### Dataset ###

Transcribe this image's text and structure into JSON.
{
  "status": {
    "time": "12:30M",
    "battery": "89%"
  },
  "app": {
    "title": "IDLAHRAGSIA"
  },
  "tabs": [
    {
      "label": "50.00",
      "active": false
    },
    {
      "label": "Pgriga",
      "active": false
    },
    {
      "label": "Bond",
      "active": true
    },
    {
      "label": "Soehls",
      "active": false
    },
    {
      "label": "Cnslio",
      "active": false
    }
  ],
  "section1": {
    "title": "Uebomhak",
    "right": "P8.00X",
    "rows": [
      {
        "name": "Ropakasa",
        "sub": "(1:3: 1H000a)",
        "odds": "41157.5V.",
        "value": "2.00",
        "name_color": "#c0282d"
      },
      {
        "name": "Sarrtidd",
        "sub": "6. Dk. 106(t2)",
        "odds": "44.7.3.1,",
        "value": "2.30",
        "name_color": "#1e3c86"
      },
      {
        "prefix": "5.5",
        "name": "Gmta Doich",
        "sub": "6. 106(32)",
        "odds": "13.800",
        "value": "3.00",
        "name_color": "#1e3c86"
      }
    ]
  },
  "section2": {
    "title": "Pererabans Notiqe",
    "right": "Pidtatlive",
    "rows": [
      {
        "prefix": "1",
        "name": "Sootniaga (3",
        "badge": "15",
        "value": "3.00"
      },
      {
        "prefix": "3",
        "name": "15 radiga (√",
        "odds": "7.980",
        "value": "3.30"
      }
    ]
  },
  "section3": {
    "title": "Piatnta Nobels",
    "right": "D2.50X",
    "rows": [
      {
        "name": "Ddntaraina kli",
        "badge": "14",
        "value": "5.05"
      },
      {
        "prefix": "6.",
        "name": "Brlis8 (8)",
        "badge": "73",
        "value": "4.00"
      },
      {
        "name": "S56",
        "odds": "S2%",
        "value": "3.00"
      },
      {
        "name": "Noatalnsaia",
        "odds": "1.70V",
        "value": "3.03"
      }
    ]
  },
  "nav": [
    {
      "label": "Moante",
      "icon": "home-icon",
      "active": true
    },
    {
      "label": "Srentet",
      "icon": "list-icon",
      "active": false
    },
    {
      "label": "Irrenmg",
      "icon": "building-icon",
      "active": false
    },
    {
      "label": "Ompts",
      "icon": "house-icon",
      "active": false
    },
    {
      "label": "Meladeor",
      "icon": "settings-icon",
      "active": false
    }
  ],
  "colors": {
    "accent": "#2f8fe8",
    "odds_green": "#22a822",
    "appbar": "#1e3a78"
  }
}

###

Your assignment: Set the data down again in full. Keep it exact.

Response area:
Transcribe this image's text and structure into JSON.
{
  "status": {
    "time": "12:30M",
    "battery": "89%"
  },
  "app": {
    "title": "IDLAHRAGSIA"
  },
  "tabs": [
    {
      "label": "50.00",
      "active": false
    },
    {
      "label": "Pgriga",
      "active": false
    },
    {
      "label": "Bond",
      "active": true
    },
    {
      "label": "Soehls",
      "active": false
    },
    {
      "label": "Cnslio",
      "active": false
    }
  ],
  "section1": {
    "title": "Uebomhak",
    "right": "P8.00X",
    "rows": [
      {
        "name": "Ropakasa",
        "sub": "(1:3: 1H000a)",
        "odds": "41157.5V.",
        "value": "2.00",
        "name_color": "#c0282d"
      },
      {
        "name": "Sarrtidd",
        "sub": "6. Dk. 106(t2)",
        "odds": "44.7.3.1,",
        "value": "2.30",
        "name_color": "#1e3c86"
      },
      {
        "prefix": "5.5",
        "name": "Gmta Doich",
        "sub": "6. 106(32)",
        "odds": "13.800",
        "value": "3.00",
        "name_color": "#1e3c86"
      }
    ]
  },
  "section2": {
    "title": "Pererabans Notiqe",
    "right": "Pidtatlive",
    "rows": [
      {
        "prefix": "1",
        "name": "Sootniaga (3",
        "badge": "15",
        "value": "3.00"
      },
      {
        "prefix": "3",
        "name": "15 radiga (√",
        "odds": "7.980",
        "value": "3.30"
      }
    ]
  },
  "section3": {
    "title": "Piatnta Nobels",
    "right": "D2.50X",
    "rows": [
      {
        "name": "Ddntaraina kli",
        "badge": "14",
        "value": "5.05"
      },
      {
        "prefix": "6.",
        "name": "Brlis8 (8)",
        "badge": "73",
        "value": "4.00"
      },
      {
        "name": "S56",
        "odds": "S2%",
        "value": "3.00"
      },
      {
        "name": "Noatalnsaia",
        "odds": "1.70V",
        "value": "3.03"
      }
    ]
  },
  "nav": [
    {
      "label": "Moante",
      "icon": "home-icon",
      "active": true
    },
    {
      "label": "Srentet",
      "icon": "list-icon",
      "active": false
    },
    {
      "label": "Irrenmg",
      "icon": "building-icon",
      "active": false
    },
    {
      "label": "Ompts",
      "icon": "house-icon",
      "active": false
    },
    {
      "label": "Meladeor",
      "icon": "settings-icon",
      "active": false
    }
  ],
  "colors": {
    "accent": "#2f8fe8",
    "odds_green": "#22a822",
    "appbar": "#1e3a78"
  }
}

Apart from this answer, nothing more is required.